Keeping OHS safe from COVID-19 requires a lot of work


Avery Neal

Mr. Brian Brennan spends a lot of his time working on contact tracing to keep the school safe.

With COVID-19 playing a big role in this school year, contact tracing has been a priority to keep everyone safe. Now that most students are back on campus five days a week, plenty of people are still being quarantined. Although the cases are going down and more people are getting vaccinated, there are still many challenges.

 “It is very challenging for students and teachers,” said senior principal Brian Brennan. “It is hard for the teachers to teach in both in person and virtual formats at the same time. There are many who are also involved in extracurricular activities that they cannot participate in for the period of time they are off campus. That is very frustrating for people as well.” 

In the week of April 26 through May 2, there were six new positive cases in the building, and 57 students were told to remain off campus. That still sounds high, but it is a step forward compared to what it used to be. In the month of February, 139 students and staff were told to remain off campus, the most of the year. 

Since returning to school in January, contact tracing began to help keep everyone safe.

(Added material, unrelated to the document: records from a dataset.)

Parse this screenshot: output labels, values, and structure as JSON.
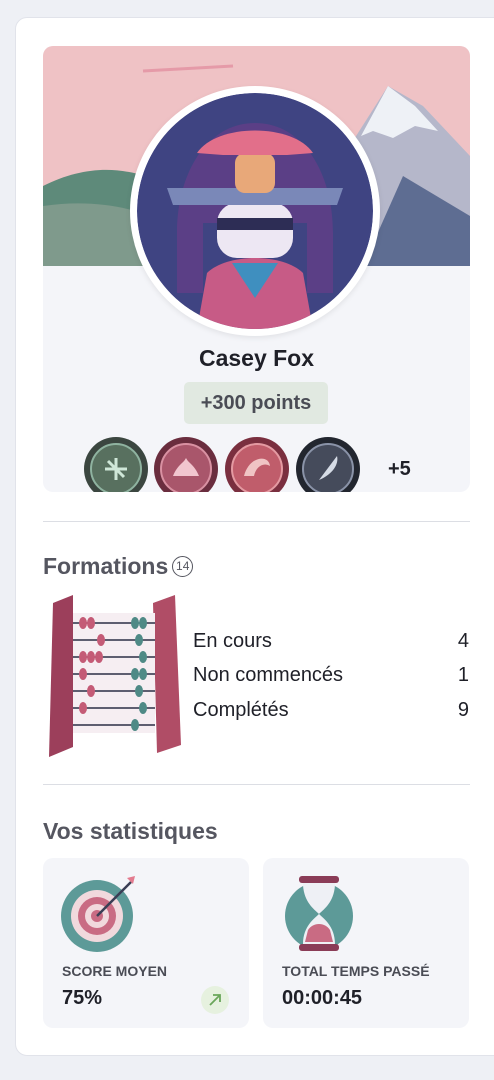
{
  "profile": {
    "name": "Casey Fox",
    "points": "+300 points",
    "badges": [
      {
        "icon": "shuriken-badge-icon",
        "color": "#4f6a5b"
      },
      {
        "icon": "lotus-badge-icon",
        "color": "#a34f67"
      },
      {
        "icon": "dragon-badge-icon",
        "color": "#b8586a"
      },
      {
        "icon": "feather-badge-icon",
        "color": "#3c4251"
      }
    ],
    "badges_more": "+5"
  },
  "formations": {
    "title": "Formations",
    "count": "14",
    "rows": [
      {
        "label": "En cours",
        "value": "4"
      },
      {
        "label": "Non commencés",
        "value": "1"
      },
      {
        "label": "Complétés",
        "value": "9"
      }
    ]
  },
  "stats": {
    "title": "Vos statistiques",
    "score": {
      "label": "SCORE MOYEN",
      "value": "75%",
      "trend_icon": "arrow-up-right-icon"
    },
    "time": {
      "label": "TOTAL TEMPS PASSÉ",
      "value": "00:00:45"
    }
  },
  "colors": {
    "accent_green": "#e1e9e1",
    "panel": "#f4f5f9"
  }
}
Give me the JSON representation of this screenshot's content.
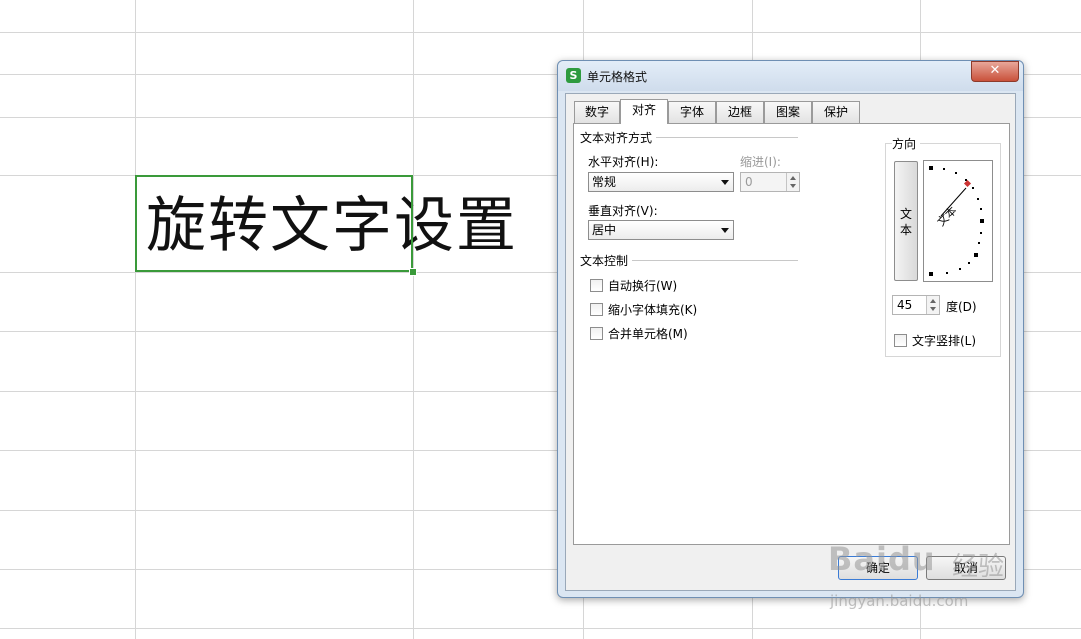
{
  "sheet": {
    "cell_text": "旋转文字设置"
  },
  "dialog": {
    "title": "单元格格式",
    "app_icon": "S",
    "close_glyph": "✕",
    "tabs": [
      {
        "label": "数字"
      },
      {
        "label": "对齐",
        "active": true
      },
      {
        "label": "字体"
      },
      {
        "label": "边框"
      },
      {
        "label": "图案"
      },
      {
        "label": "保护"
      }
    ],
    "alignment": {
      "group_title": "文本对齐方式",
      "horizontal_label": "水平对齐(H):",
      "horizontal_value": "常规",
      "indent_label": "缩进(I):",
      "indent_value": "0",
      "vertical_label": "垂直对齐(V):",
      "vertical_value": "居中"
    },
    "text_control": {
      "group_title": "文本控制",
      "wrap": {
        "label": "自动换行(W)",
        "checked": false
      },
      "shrink": {
        "label": "缩小字体填充(K)",
        "checked": false
      },
      "merge": {
        "label": "合并单元格(M)",
        "checked": false
      }
    },
    "orientation": {
      "group_title": "方向",
      "vertical_text": "文本",
      "dial_text": "文本",
      "degrees_value": "45",
      "degrees_label": "度(D)",
      "vertical_stack": {
        "label": "文字竖排(L)",
        "checked": false
      }
    },
    "buttons": {
      "ok": "确定",
      "cancel": "取消"
    }
  },
  "watermark": {
    "logo": "Baidu",
    "sub": "经验",
    "url": "jingyan.baidu.com"
  },
  "colors": {
    "selection": "#3a9a3a",
    "app_icon": "#2e9b3f",
    "close": "#c9513b",
    "dial_marker": "#cc3333"
  }
}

To date, OHS has had 762 instances of students being either positive or being exposed to a primary case. Each day, the numbers differ. With all of the chaos going on with the pandemic, it’s hard to imagine the headaches and struggle the students, principals, nurses, and teachers go through.

“We are trying to encourage high schoolers to really be in tune with their health this year,” said OHS nurse Colleen Stebe. “Do your health screening each morning before you come to school, and be honest with the health room nurses about your health and lifestyle.”

Contact tracing has also kept the principals busy. 

“Some of the scenarios we have encountered while tracing have been frustrating,” Brennan said.  “I would hope people would be more considerate of others when they are symptomatic. We have had quite a few students who we had to quarantine because someone came to school even though they were experiencing symptoms. It is really challenging for teachers when they have students in both formats. Trying to keep everyone engaged and active is a real challenge.”

We want kids to be in school learning. COVID does cause multiple frustrations such as having to quarantine due to exposures, but the guidelines are there to keep us in person, learning, and healthy.

— Colleen Stebe

“We want kids to be in school learning,” Stebe added. “COVID does cause multiple frustrations such as having to quarantine due to exposures, but the guidelines are there to keep us in person, learning, and healthy. If students appear sick this year, we have to be extra cautious in sending those students home and encourage them to see a physician before they can return to school to help keep everyone safe and in school.”

Mehlville School District superintendent Dr. Chris Gaines recently sent an email updating the contact tracing guidelines. “Currently, students are asked to remain off campus for 10 days if they are identified as a close contact to someone who tests positive for COVID-19,” the email states. “A close contact is anyone who during the course of a day spends a combined 15 minutes within six feet of someone with COVID-19. Starting today, there will be modifications to that protocol.

“Under new St. Louis County guidance, students who are identified as close contacts may be able to continue to attend school if all of these conditions are met: 

  1.  The student was identified as a close contact following an exposure at school. Students may not attend school during their quarantine period if they were in close contact with someone with COVID-19 outside of school.

  2. The person who was positive for COVID-19 did not exhibit respiratory symptoms while at school.

  3. The positive individual and the close contact were both wearing face coverings or were socially distanced.

  4. The close contact does not have symptoms,” Gaines stated.

OHS held Moderna vaccination clinics for over 600 Mehlville staff members (March 19 and April 16). Having that many more people vaccinated gives the school hope for a more normal healthy future for everyone. Administrators hope that in the future, most of the students of the Mehlville School District will be able to get vaccinated as well. To keep up with COVID-19 contact tracing information, visit COVID-19 Data Dashboard